RECORDS SHOWN:
--*--

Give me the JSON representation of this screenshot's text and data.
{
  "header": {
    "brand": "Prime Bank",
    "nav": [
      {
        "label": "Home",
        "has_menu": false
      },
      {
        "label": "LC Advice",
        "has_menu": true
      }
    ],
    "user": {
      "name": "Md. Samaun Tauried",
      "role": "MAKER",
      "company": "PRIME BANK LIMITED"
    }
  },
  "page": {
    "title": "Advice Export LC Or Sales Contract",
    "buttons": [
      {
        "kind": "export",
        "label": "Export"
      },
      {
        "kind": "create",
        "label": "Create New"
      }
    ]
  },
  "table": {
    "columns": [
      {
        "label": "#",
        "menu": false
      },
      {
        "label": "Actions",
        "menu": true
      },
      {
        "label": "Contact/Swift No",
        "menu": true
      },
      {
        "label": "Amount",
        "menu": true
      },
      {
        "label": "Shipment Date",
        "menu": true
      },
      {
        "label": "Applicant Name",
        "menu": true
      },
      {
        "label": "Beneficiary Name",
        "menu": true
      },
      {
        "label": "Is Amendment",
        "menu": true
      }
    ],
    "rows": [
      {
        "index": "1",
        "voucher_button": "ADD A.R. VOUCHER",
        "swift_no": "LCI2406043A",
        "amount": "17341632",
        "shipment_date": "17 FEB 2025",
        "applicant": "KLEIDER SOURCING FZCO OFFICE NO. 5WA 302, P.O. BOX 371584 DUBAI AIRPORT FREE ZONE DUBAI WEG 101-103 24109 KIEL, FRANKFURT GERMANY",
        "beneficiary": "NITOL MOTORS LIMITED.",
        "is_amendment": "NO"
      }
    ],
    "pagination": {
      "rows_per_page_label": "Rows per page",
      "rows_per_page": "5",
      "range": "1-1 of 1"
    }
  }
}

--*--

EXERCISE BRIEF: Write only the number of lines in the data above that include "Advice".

EXERCISE SOLUTION: 2